a french garden

We have a very moderately sized patch for vegetables.  We grow only the vegetables that we know we will use.

The summer’s main crop is tomatoes that I have sown from seed that I kept back from the most successful tomato plant of last year.  I have three rows of tomatoes but as I do not have a proper green house, I cannot sow the seeds too early and so the tomato plants have still some way to go.

I must confess, I did plant two yellow tomatoes I grew from commercial seed and these seem to have produced the first standard sized tomatoes.

The Sungold cherry tomatoes on the Wigwam have already produced green fruit, so we should be starting to eat them soon.  I always plant Sungold as I have never tasted a cherry tomato that I find as sweet flavoured.

Some weeks ago our friend Michel asked if I had planted any French marigolds.  I said I had but strangely they had not come up so I was just going to rely on the self-seeders I knew would appear.  He was not satisfied with this and said I really needed them to protect my tomatoes and that he had plenty of little seedlings.  Kourosh duly planted a line of the seedlings and added a couple of my French marigolds for good measure.  We have now found we have a line of Cosmos sulphureus coming up so Michel has either got his seeds or planting markers mixed up!

Today I planted out fifty leek seedlings that Michel has given us.  It is more than I think I will need but at least I am pretty sure that they are leeks!

Elsewhere we have green courgettes…

…and a couple of yellow courgettes.

Last year I tried to grow butternut squash in a raised bed without much success.  This year I have raised more plants and the fruit has already started to form.

We also have another small patch that is given over to experiments and herbs.  The big blue untidy patch is Echium vulgare that I have grown from seed.  It is a biennial.  I have never grown it before and it seems like a long time to wait for the flowers.  The bees tell me it was worth it.

I grew Echium amoenum at the same time but I only managed to produce two plants into the second year to flower.  They flowered earlier, in May, and were supposed to provide me with flowers for herbal tea.  As you can see, there is not much to show for such a long wait.  However, the bees liked the Echium amoenum just as much and I reckon it might be easier to sneak them in somewhere in the garden so I have kept back the seeds for another try.  I think the E. vulgare takes up too much space.  The bees disagree.

We have been having cloudy, dull weather lately and I have been surprised by our little Judas tree producing red seed pods that are very decorative and something new, as the young tree had only this year started flowering.

I was delighted to see that our old bee house in the front garden has been taken over by some bees.  They are using the drilled holes and the bamboo tubes.  At the moment there is a lot of cleaning out going on.

I have no idea what they are but from the time of year they could be a species of leaf cutter bees.  Once they start to fill up their holes with eggs and start working nearer the end of their tubes I will be able to see them better.  Also once the nests are sealed it will give me a clue as I will be able to see what materials they are using to seal the nests.
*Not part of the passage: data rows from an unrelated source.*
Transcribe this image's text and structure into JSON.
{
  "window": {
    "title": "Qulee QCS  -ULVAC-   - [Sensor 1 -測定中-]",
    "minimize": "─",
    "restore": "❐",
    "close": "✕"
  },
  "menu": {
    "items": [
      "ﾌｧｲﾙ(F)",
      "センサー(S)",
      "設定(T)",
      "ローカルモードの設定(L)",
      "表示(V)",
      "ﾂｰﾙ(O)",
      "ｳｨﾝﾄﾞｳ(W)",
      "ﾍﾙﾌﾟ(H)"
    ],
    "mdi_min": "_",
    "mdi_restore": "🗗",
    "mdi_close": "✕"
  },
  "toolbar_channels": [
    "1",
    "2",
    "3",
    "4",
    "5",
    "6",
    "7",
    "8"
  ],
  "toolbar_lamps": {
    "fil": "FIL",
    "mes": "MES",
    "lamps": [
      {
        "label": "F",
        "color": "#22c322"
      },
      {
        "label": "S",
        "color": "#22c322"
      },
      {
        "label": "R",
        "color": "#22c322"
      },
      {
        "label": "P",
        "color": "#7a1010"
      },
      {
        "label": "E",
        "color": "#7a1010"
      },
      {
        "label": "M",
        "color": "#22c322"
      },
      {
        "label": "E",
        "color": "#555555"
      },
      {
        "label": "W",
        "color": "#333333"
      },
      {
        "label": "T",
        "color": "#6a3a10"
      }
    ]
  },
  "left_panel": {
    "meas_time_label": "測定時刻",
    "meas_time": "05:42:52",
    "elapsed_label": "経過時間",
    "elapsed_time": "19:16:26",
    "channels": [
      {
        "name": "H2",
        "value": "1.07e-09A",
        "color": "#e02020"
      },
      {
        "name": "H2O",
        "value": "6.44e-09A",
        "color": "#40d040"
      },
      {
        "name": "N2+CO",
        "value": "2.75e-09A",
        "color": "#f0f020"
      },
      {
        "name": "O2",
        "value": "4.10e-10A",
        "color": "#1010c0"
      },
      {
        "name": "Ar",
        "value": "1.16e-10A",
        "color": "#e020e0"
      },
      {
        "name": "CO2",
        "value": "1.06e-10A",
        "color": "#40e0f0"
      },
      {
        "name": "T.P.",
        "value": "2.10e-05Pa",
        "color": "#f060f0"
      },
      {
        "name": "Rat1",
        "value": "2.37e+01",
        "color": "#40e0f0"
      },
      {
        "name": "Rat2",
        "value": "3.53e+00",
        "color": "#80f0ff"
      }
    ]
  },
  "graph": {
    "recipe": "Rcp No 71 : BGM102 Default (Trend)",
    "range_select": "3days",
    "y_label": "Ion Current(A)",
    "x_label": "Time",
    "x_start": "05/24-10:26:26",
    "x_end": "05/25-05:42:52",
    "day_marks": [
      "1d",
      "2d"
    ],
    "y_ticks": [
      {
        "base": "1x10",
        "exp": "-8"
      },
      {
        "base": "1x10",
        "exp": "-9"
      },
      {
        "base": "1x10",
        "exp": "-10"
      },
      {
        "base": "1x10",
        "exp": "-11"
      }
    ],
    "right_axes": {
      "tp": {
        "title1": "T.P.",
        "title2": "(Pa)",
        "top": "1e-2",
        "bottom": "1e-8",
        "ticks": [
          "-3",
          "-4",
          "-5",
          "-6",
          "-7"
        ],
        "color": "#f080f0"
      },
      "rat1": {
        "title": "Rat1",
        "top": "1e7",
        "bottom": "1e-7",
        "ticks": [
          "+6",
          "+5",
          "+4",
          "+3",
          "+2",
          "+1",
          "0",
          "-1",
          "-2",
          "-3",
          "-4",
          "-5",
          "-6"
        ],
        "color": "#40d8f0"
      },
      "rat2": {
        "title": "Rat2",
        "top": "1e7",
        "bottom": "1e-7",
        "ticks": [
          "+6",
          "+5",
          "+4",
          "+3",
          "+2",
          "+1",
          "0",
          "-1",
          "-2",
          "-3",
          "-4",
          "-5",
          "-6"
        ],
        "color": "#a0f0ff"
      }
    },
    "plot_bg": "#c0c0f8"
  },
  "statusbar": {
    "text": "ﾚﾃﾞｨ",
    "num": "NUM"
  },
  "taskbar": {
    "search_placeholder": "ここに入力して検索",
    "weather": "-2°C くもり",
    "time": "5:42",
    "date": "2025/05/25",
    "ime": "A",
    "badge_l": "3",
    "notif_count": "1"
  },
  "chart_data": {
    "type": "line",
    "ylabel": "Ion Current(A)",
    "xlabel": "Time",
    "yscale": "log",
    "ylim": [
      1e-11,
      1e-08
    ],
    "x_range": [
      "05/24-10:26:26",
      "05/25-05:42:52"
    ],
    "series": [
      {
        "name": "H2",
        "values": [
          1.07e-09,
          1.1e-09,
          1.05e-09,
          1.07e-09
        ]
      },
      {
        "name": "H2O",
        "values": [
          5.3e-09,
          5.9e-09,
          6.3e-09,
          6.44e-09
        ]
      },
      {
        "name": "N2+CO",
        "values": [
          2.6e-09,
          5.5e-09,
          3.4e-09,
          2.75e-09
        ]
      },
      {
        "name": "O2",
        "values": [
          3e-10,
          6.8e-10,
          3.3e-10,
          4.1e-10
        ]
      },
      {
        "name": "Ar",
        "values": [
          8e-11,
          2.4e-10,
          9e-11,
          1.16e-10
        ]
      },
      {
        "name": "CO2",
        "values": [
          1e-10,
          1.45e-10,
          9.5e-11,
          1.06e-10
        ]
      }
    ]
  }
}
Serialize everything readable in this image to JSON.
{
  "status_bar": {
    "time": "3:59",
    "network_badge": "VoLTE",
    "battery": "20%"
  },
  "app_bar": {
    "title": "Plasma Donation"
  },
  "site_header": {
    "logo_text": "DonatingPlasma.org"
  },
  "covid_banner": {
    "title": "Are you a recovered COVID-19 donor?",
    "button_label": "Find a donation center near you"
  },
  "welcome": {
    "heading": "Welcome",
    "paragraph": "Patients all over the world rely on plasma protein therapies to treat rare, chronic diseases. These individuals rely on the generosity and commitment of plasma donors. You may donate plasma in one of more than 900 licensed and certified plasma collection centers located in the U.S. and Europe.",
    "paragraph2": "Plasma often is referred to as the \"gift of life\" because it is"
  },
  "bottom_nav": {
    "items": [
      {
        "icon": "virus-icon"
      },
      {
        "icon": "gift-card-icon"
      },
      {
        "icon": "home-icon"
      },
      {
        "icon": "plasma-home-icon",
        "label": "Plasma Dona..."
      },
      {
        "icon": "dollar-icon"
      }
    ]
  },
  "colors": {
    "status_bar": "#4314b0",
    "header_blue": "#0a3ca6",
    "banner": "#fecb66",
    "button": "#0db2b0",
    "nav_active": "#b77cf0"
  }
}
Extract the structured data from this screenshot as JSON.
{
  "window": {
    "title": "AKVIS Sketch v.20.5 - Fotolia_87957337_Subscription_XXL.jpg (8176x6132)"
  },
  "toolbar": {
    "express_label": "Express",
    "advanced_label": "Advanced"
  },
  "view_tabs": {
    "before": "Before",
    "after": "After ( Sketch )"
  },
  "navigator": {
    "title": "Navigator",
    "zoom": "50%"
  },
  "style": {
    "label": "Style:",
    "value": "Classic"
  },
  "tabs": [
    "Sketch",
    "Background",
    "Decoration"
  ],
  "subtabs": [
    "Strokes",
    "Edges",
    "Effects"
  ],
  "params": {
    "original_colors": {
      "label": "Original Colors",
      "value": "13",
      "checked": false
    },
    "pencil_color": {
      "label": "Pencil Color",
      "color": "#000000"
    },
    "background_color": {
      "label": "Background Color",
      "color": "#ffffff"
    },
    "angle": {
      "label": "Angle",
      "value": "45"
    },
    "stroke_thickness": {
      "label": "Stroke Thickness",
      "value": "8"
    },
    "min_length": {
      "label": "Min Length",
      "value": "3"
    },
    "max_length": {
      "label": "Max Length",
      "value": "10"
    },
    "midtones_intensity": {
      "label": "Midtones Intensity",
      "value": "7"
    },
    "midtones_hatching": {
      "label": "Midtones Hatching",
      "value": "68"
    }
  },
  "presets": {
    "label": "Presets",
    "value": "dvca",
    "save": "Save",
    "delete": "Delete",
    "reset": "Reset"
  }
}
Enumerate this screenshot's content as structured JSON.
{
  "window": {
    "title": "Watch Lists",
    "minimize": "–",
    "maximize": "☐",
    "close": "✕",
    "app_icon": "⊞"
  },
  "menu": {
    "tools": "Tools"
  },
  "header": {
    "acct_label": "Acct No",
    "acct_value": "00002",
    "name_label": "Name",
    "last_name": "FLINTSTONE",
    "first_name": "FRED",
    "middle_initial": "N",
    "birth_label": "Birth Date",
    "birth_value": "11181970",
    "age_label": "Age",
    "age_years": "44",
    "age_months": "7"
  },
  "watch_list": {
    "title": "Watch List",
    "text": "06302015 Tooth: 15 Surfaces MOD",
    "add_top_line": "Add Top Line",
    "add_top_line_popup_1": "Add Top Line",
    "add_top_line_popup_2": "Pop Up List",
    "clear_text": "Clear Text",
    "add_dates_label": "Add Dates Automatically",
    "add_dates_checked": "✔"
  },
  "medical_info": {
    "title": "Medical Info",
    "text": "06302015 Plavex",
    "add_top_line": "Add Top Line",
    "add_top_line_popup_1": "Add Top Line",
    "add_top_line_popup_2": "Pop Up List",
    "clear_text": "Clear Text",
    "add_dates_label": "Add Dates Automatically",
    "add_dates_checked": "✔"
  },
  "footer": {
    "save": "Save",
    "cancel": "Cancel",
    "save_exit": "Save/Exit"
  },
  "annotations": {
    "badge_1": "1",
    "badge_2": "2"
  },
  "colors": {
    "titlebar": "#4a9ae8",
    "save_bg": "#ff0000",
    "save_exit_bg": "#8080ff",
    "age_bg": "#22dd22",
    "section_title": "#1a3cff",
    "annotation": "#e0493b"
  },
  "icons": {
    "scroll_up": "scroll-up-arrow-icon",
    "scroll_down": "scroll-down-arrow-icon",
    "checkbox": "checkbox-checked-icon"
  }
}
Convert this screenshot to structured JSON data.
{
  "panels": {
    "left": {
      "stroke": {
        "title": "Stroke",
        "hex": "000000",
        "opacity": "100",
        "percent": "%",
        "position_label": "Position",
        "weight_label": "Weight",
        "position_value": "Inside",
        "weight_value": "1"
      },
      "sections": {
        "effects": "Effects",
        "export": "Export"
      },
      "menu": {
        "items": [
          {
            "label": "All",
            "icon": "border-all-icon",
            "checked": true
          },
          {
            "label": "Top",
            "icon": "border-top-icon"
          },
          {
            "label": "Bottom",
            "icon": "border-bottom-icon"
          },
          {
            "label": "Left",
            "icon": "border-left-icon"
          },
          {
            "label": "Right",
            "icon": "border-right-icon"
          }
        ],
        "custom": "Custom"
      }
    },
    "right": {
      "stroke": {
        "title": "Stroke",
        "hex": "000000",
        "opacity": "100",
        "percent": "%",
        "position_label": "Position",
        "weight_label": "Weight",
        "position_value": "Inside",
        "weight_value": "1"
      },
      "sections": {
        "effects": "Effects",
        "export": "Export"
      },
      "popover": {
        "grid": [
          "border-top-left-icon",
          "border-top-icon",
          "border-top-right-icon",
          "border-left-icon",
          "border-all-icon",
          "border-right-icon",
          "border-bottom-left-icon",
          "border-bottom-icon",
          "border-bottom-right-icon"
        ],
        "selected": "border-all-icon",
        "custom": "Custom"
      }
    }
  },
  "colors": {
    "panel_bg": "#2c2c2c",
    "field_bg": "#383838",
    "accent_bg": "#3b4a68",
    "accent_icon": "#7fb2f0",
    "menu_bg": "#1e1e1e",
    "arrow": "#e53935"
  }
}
As you can see from the end of the bamboo tubes, they are very small (internal diameter of the tubes approximately 0.5-0.6 cm.).

The Magnolia grandiflora is getting bigger.  We have planted an apple tree to close to it and have decided to remove the apple tree in the autumn.   The white perfumed flowers only survive one day once they open just enough for the honey bees to gain entrance.  After that the bees come in groups of five or six and the petals and stamens soon hit the floor.

The bees provide never ending entertainment in the garden.  Watch this short video of the honeybees visiting the Magnolia flowers.